Effort is the term used to quantify the level of exertion achieved during exercise.  The most common level of effort prescribed during strength training is “maximum”, also known as “failure”.  When training with maximum effort you lift the weight until you are unable to complete another repetition, i.e. you reach the point of failure.

While training to failure is a very intense level of effort, don’t mistake the use of the term “intensity” as a description of the level of effort being exerted.  The term “intensity” is reserved for quantifying the amount of weight being lifted as a percentage of 1RM only; it says nothing about the level of effort being produced.  So when you see the term “intensity” being used know that it is referring to the amount of weight being lifted.

For our purposes in this article I use the terms “maximum” and “failure” interchangeably to describe the level of effort reached while performing a set to the point of repetition failure.

The Size Principle

The debate about intensity versus effort centers on the “size principle of muscle recruitment”.  To understand the size principle you first have to understand what motor units are and how they work.

Within any whole muscle, such as the bicep, tricep, or quadriceps, you have thousands of individual muscle fibers.  Muscle fibers don’t contract individually though; they work together in groups known as a motor unit.  A motor unit is composed of a single nerve and all the muscle fibers it innervates.  A single nerve may innervate anywhere from a few to several hundred muscle fibers and a whole muscle may contain only a few or as many as several hundred motor units.

All the muscle fibers in a specific motor unit are the same types of fibers.  Some motor units consist of slow twitch fibers, others consist of intermediate (type IIA) fibers, and others consist of fast twitch fibers (type IIB).  The main point is that all the fibers in a motor unit are the same type; they are not mixed.  You don’t have motor units that have a mix of slow and fast fibers, for example.

The amount of force a muscle produces during a contraction is determined by the number of motor units that are simultaneously activated.  If you need to produce a small amount of force then only a few motor units are recruited.  When more force is required then more motor units are recruited.  When maximum force is required all the motor units (or as many as you can recruit) in that muscle are recruited and firing.

Any time a sufficiently strong electrical signal is sent from the brain to a motor unit nerve it causes all the fibers in the motor unit innervated by that nerve to contract simultaneously, as one.  It is an all-or-none contraction; either all the muscle fibers in the motor unit contract or they don’t contract.  It is not the case that some individual fibers within the motor unit contract while others remain relaxed.

The amount of electrical stimulus required to cause a motor unit to fire is varied.  Smaller motor units require less electrical stimulus to fire while larger motor units require a greater electrical stimulus to fire.  Motor units with slow twitch fibers require the least amount of electrical charge to fire and fast twitch motor units require the most.  Intermediate fiber motor units fall in between.

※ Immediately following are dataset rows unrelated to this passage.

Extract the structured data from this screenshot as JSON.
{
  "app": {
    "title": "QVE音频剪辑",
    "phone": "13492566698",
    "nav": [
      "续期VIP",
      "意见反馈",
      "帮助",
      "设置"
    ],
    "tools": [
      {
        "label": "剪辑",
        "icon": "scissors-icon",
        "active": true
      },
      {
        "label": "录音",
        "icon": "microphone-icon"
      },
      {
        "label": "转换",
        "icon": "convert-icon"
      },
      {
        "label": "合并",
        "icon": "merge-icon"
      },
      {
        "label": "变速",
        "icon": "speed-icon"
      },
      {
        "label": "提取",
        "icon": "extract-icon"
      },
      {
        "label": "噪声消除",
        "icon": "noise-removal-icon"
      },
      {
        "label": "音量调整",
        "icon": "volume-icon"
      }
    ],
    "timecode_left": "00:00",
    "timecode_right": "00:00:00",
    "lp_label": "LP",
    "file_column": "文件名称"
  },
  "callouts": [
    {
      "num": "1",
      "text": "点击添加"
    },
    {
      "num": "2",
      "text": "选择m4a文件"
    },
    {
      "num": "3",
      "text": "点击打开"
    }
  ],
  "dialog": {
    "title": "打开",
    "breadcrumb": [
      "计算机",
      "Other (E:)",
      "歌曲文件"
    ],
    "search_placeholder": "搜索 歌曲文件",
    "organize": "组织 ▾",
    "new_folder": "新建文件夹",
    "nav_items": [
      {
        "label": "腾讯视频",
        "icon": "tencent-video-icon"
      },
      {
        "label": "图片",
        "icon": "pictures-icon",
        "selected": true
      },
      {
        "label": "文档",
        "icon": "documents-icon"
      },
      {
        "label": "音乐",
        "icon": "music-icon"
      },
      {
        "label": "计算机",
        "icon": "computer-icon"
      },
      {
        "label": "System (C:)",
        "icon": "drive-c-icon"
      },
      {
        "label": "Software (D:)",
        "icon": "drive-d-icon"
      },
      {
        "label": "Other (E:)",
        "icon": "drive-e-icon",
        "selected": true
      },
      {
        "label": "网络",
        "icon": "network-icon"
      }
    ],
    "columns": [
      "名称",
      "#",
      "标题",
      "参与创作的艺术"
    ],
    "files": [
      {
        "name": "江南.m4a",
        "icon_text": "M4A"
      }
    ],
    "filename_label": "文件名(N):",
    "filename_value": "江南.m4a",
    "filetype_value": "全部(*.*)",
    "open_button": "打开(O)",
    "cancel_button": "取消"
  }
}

This brings us to the size principle, which states that motor units are recruited based on size.  The smallest motor units are the most easily activated so they are recruited first.  Increasingly larger and more difficult to activate motor units are progressively recruited as more force is required.